## The problem
For the entries below, report every line that includes the word "bear".

## Supplied records
· · ·

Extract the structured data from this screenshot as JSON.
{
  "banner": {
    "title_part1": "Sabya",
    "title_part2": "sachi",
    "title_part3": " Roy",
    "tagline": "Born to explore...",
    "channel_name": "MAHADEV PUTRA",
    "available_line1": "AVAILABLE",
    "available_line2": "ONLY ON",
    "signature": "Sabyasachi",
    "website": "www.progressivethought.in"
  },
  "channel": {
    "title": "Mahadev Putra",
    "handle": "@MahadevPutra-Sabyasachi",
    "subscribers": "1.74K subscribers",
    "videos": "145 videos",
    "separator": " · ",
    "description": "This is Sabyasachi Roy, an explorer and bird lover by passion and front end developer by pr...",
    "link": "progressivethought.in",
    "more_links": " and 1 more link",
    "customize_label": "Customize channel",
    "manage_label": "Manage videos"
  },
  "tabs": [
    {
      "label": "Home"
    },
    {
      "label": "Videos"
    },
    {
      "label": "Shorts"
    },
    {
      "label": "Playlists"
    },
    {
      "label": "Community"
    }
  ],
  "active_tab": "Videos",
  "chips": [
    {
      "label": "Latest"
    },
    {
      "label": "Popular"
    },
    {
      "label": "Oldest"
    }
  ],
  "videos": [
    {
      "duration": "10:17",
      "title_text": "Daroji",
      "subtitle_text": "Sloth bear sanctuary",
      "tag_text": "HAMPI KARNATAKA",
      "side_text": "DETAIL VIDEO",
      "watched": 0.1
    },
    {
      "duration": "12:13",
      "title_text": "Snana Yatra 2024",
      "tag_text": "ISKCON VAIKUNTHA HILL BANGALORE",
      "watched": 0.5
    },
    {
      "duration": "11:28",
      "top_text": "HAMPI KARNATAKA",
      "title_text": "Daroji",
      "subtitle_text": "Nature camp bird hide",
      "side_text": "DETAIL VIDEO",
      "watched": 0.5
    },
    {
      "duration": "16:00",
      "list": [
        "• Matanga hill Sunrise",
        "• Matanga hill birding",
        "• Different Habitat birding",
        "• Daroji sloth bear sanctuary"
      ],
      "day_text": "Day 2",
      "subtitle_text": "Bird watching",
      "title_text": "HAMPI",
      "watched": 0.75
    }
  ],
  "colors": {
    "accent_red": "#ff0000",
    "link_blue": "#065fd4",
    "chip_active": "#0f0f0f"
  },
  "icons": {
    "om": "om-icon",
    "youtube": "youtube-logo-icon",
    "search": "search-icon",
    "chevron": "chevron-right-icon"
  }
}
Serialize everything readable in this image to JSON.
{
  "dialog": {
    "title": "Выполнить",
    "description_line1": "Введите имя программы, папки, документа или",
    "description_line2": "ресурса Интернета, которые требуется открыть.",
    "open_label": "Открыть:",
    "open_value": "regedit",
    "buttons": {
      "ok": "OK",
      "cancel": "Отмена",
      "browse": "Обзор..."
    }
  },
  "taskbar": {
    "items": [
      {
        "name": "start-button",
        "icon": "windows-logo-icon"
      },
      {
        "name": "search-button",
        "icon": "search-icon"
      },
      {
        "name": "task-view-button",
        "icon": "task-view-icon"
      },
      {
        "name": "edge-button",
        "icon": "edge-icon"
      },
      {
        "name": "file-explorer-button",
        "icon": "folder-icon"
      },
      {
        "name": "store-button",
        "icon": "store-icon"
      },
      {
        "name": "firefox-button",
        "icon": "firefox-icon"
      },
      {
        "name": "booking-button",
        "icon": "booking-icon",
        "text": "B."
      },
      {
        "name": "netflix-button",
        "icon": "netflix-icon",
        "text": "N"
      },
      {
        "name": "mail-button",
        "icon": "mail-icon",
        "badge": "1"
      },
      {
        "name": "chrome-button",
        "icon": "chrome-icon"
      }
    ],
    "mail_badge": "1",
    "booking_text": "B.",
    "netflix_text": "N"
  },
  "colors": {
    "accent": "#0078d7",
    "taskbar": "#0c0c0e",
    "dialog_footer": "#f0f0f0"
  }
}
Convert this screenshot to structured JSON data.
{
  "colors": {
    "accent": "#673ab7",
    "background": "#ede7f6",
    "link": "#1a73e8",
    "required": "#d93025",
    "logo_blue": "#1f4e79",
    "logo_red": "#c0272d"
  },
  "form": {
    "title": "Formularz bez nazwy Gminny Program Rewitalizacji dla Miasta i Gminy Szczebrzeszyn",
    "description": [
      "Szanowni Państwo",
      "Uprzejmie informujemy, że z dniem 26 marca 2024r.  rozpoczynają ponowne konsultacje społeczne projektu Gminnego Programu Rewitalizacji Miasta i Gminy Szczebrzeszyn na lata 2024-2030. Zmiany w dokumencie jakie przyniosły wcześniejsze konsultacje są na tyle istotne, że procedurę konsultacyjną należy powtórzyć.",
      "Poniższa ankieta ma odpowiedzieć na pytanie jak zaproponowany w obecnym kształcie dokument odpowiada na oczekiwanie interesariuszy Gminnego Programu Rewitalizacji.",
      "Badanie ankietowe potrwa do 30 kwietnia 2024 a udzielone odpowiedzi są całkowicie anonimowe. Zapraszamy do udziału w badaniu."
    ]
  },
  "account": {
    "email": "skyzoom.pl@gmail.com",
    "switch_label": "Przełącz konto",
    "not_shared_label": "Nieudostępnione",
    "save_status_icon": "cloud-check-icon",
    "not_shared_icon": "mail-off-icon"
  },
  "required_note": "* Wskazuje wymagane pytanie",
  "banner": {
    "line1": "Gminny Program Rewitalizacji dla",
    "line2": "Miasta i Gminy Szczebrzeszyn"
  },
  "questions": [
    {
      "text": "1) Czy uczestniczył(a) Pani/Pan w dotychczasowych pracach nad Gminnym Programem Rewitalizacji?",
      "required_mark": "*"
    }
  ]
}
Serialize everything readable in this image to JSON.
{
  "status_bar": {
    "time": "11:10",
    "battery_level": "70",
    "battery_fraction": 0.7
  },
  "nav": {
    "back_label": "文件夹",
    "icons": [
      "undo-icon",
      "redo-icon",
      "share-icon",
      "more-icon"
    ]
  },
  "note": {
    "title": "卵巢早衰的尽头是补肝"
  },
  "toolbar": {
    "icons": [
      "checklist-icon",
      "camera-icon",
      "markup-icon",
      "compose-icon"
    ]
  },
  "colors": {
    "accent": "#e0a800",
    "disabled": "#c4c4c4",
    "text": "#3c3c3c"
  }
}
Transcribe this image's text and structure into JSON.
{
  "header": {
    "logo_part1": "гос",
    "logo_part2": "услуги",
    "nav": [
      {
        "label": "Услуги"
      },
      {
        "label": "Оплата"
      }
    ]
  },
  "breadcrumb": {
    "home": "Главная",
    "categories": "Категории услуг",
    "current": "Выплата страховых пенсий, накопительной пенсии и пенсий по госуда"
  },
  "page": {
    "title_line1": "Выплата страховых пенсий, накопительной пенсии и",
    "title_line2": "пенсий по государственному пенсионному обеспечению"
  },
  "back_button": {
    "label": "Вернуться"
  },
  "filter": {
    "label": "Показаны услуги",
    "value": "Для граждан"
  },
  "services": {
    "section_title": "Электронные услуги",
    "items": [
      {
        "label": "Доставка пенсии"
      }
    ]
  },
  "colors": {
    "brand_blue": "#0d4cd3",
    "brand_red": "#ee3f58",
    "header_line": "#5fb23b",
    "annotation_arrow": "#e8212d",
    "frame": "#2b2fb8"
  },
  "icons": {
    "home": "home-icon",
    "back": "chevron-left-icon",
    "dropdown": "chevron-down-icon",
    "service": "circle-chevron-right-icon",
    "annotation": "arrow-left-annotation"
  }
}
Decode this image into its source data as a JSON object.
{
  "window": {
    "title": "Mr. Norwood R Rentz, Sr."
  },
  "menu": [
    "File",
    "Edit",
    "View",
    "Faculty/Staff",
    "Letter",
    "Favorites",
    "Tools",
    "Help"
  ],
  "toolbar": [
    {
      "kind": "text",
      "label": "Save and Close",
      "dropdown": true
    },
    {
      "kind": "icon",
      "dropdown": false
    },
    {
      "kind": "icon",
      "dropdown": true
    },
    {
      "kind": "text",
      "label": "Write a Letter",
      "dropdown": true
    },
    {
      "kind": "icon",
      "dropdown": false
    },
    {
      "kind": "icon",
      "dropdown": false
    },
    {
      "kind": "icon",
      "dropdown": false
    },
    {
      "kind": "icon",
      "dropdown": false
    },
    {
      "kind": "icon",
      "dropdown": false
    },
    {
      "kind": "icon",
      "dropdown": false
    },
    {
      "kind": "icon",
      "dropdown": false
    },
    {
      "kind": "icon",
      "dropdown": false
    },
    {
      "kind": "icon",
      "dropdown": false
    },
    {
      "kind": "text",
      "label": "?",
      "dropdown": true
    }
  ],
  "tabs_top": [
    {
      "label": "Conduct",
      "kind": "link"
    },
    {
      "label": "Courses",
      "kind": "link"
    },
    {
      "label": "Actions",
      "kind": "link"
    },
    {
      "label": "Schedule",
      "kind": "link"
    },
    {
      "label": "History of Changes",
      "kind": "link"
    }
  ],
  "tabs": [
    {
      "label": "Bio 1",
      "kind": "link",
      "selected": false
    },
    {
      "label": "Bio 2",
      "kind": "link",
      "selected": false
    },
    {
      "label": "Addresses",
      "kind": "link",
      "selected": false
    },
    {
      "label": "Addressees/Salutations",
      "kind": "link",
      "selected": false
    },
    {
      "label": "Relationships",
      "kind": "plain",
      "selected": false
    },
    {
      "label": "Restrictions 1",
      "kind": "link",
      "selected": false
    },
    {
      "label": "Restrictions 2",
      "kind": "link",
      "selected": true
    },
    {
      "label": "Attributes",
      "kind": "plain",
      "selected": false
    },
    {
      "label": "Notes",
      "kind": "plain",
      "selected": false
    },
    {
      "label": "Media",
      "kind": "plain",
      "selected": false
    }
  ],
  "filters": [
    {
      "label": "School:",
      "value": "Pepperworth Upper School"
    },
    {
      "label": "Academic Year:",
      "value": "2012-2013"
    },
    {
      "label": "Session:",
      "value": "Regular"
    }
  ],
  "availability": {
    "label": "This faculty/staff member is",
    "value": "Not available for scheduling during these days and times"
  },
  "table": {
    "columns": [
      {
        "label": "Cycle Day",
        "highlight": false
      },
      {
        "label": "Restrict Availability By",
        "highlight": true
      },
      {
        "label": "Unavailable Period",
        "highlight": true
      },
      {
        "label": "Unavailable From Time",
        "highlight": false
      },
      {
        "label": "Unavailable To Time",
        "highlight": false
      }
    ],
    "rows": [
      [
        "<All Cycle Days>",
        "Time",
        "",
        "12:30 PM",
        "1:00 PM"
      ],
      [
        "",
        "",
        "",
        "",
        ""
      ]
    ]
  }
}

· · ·

## Answer space
      "subtitle_text": "Sloth bear sanctuary",
        "• Daroji sloth bear sanctuary"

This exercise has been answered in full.